Background: Health care–associated infections (HAIs) are a global health burden because of their significant impact on patient health and health care systems. Mechanistic simulation modeling that captures the dynamics between patients, pathogens, and the environment is increasingly being used to improve understanding of epidemiological patterns of HAIs and to facilitate decisions on infection prevention and control (IPC). The purpose of this review is to present a systematic review to establish (1) how simulation models have been used to investigate HAIs and their mitigation and (2) how these models have evolved over time, as well as identify (3) gaps in their adoption and (4) useful directions for their future development. Methods: The review involved a systematic search and identification of studies using system dynamics, discrete event simulation, and agent-based model to study HAIs. Results: The complexity of simulation models developed for HAIs significantly increased but heavily concentrated on transmission dynamics of methicillin-resistant Staphylococcus aureus in the hospitals of high-income countries. Neither HAIs in other health care settings, the influence of contact networks within a health care facility, nor patient sharing and referring networks across health care settings were sufficiently understood.

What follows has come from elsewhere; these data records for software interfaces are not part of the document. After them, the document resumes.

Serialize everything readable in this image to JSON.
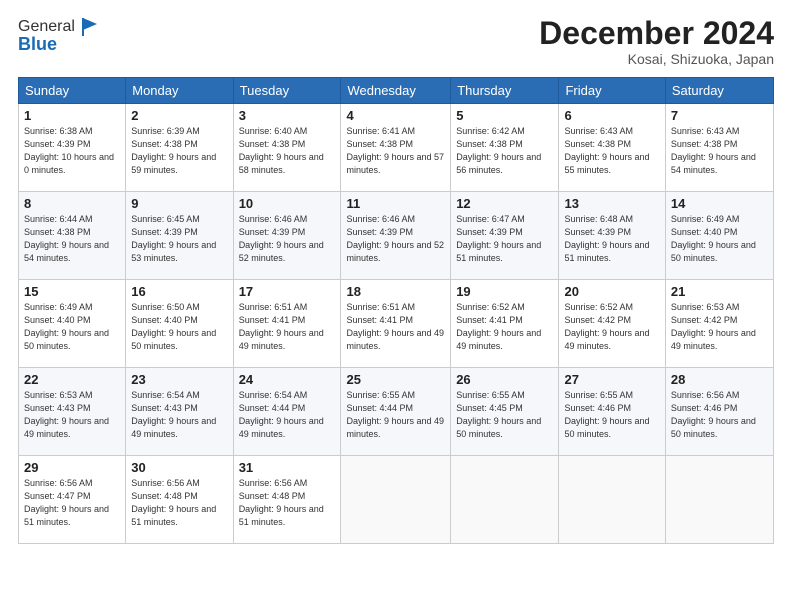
{
  "header": {
    "logo_general": "General",
    "logo_blue": "Blue",
    "month_title": "December 2024",
    "location": "Kosai, Shizuoka, Japan"
  },
  "days_of_week": [
    "Sunday",
    "Monday",
    "Tuesday",
    "Wednesday",
    "Thursday",
    "Friday",
    "Saturday"
  ],
  "weeks": [
    [
      {
        "day": "1",
        "sunrise": "6:38 AM",
        "sunset": "4:39 PM",
        "daylight": "10 hours and 0 minutes."
      },
      {
        "day": "2",
        "sunrise": "6:39 AM",
        "sunset": "4:38 PM",
        "daylight": "9 hours and 59 minutes."
      },
      {
        "day": "3",
        "sunrise": "6:40 AM",
        "sunset": "4:38 PM",
        "daylight": "9 hours and 58 minutes."
      },
      {
        "day": "4",
        "sunrise": "6:41 AM",
        "sunset": "4:38 PM",
        "daylight": "9 hours and 57 minutes."
      },
      {
        "day": "5",
        "sunrise": "6:42 AM",
        "sunset": "4:38 PM",
        "daylight": "9 hours and 56 minutes."
      },
      {
        "day": "6",
        "sunrise": "6:43 AM",
        "sunset": "4:38 PM",
        "daylight": "9 hours and 55 minutes."
      },
      {
        "day": "7",
        "sunrise": "6:43 AM",
        "sunset": "4:38 PM",
        "daylight": "9 hours and 54 minutes."
      }
    ],
    [
      {
        "day": "8",
        "sunrise": "6:44 AM",
        "sunset": "4:38 PM",
        "daylight": "9 hours and 54 minutes."
      },
      {
        "day": "9",
        "sunrise": "6:45 AM",
        "sunset": "4:39 PM",
        "daylight": "9 hours and 53 minutes."
      },
      {
        "day": "10",
        "sunrise": "6:46 AM",
        "sunset": "4:39 PM",
        "daylight": "9 hours and 52 minutes."
      },
      {
        "day": "11",
        "sunrise": "6:46 AM",
        "sunset": "4:39 PM",
        "daylight": "9 hours and 52 minutes."
      },
      {
        "day": "12",
        "sunrise": "6:47 AM",
        "sunset": "4:39 PM",
        "daylight": "9 hours and 51 minutes."
      },
      {
        "day": "13",
        "sunrise": "6:48 AM",
        "sunset": "4:39 PM",
        "daylight": "9 hours and 51 minutes."
      },
      {
        "day": "14",
        "sunrise": "6:49 AM",
        "sunset": "4:40 PM",
        "daylight": "9 hours and 50 minutes."
      }
    ],
    [
      {
        "day": "15",
        "sunrise": "6:49 AM",
        "sunset": "4:40 PM",
        "daylight": "9 hours and 50 minutes."
      },
      {
        "day": "16",
        "sunrise": "6:50 AM",
        "sunset": "4:40 PM",
        "daylight": "9 hours and 50 minutes."
      },
      {
        "day": "17",
        "sunrise": "6:51 AM",
        "sunset": "4:41 PM",
        "daylight": "9 hours and 49 minutes."
      },
      {
        "day": "18",
        "sunrise": "6:51 AM",
        "sunset": "4:41 PM",
        "daylight": "9 hours and 49 minutes."
      },
      {
        "day": "19",
        "sunrise": "6:52 AM",
        "sunset": "4:41 PM",
        "daylight": "9 hours and 49 minutes."
      },
      {
        "day": "20",
        "sunrise": "6:52 AM",
        "sunset": "4:42 PM",
        "daylight": "9 hours and 49 minutes."
      },
      {
        "day": "21",
        "sunrise": "6:53 AM",
        "sunset": "4:42 PM",
        "daylight": "9 hours and 49 minutes."
      }
    ],
    [
      {
        "day": "22",
        "sunrise": "6:53 AM",
        "sunset": "4:43 PM",
        "daylight": "9 hours and 49 minutes."
      },
      {
        "day": "23",
        "sunrise": "6:54 AM",
        "sunset": "4:43 PM",
        "daylight": "9 hours and 49 minutes."
      },
      {
        "day": "24",
        "sunrise": "6:54 AM",
        "sunset": "4:44 PM",
        "daylight": "9 hours and 49 minutes."
      },
      {
        "day": "25",
        "sunrise": "6:55 AM",
        "sunset": "4:44 PM",
        "daylight": "9 hours and 49 minutes."
      },
      {
        "day": "26",
        "sunrise": "6:55 AM",
        "sunset": "4:45 PM",
        "daylight": "9 hours and 50 minutes."
      },
      {
        "day": "27",
        "sunrise": "6:55 AM",
        "sunset": "4:46 PM",
        "daylight": "9 hours and 50 minutes."
      },
      {
        "day": "28",
        "sunrise": "6:56 AM",
        "sunset": "4:46 PM",
        "daylight": "9 hours and 50 minutes."
      }
    ],
    [
      {
        "day": "29",
        "sunrise": "6:56 AM",
        "sunset": "4:47 PM",
        "daylight": "9 hours and 51 minutes."
      },
      {
        "day": "30",
        "sunrise": "6:56 AM",
        "sunset": "4:48 PM",
        "daylight": "9 hours and 51 minutes."
      },
      {
        "day": "31",
        "sunrise": "6:56 AM",
        "sunset": "4:48 PM",
        "daylight": "9 hours and 51 minutes."
      },
      null,
      null,
      null,
      null
    ]
  ],
  "labels": {
    "sunrise": "Sunrise: ",
    "sunset": "Sunset: ",
    "daylight": "Daylight: "
  }
}
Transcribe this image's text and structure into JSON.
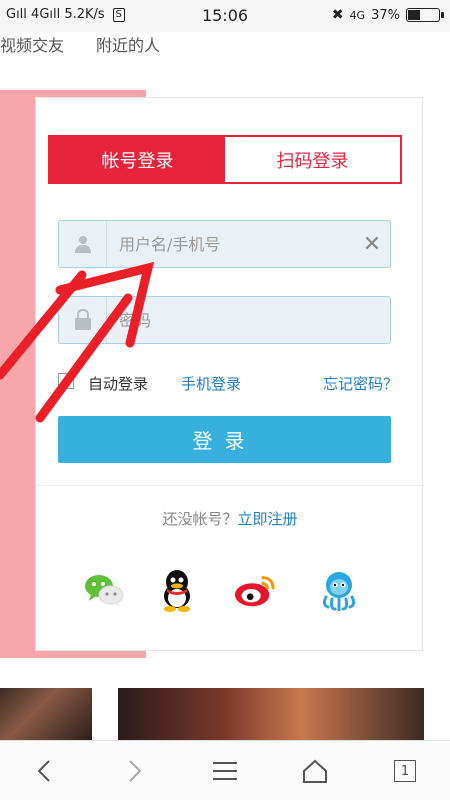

Conclusions: This systematic review provides a broader overview of existing simulation models in HAIs to identify the gaps and to direct and facilitate further development of appropriate models in this emerging field.
- healthcare associated infections
- infection control
- infection prevention